Please use this identifier to cite or link to this item: http://hdl.handle.net/10321/167
Title: The relative effectiveness of myofascial manipulation versus ischaemic compression in the treatment of myofascial trigger points of the upper trapezius muscle
Authors: Shacksnovis, Richard
Keywords: Chiropractic;Chiropractic--Dissertations, Academic;Myofascial pain syndromes
Issue Date: 2005
Abstract: Myofascial pain syndrome is defined as the sensory, motor and autonomic symptoms caused by myofascial trigger points (MFTPs), or hyperirritable spots within skeletal muscles that are associated with palpable nodules in a taut band (Travell, Simons and Simons, 1999 1:5). Treatments for this syndrome include, but are not limited to is haemic compression, heat pack therapy, active range of motion, spray and stretch, tens therapy, interferential current therapy and myofascial release technique (Hou et al. 2002). Despite this array of treatments available to a clinician, authors agree that more studies are required to determine the efficacy of these treatments (Han and Harrison, 1997:98). Thus an effective treatment is needed for myofascial pain syndrome as according to Schneider (1995); myofascial pain syndrome has become one of the most predominant soft tissue syndromes seen in the clinical practice today. The purpose of this study is to determine the relative effectiveness of myofascial manipulation versus the ischaemic compression in the treatment of myofascial trigger points of the upper trapezius muscle in terms of objective and subjective clinical findings.
Description: Dissertation submitted in partial compliance with the requirements for the Master's Degree in Technology: Chiropractic, Durban Institute of Technology, 2005.
URI: http://hdl.handle.net/10321/167
Appears in Collections:Theses and dissertations (Health Sciences)

Files in This Item:
File Description SizeFormat 
Shacksnovis_2005.pdf992.12 kBAdobe PDFThumbnail
View/Open
Show full item record

Page view(s) 10
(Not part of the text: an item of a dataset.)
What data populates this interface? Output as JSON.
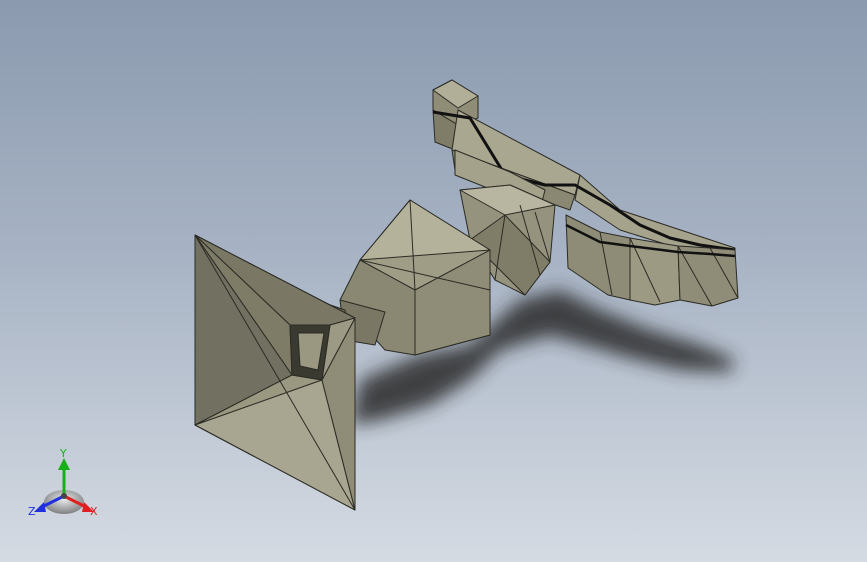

1,536
checked on Nov 18, 2018

Download(s) 20

1,072
checked on Nov 18, 2018

Google ScholarTM

Check


Items in DSpace are protected by copyright, with all rights reserved, unless otherwise indicated.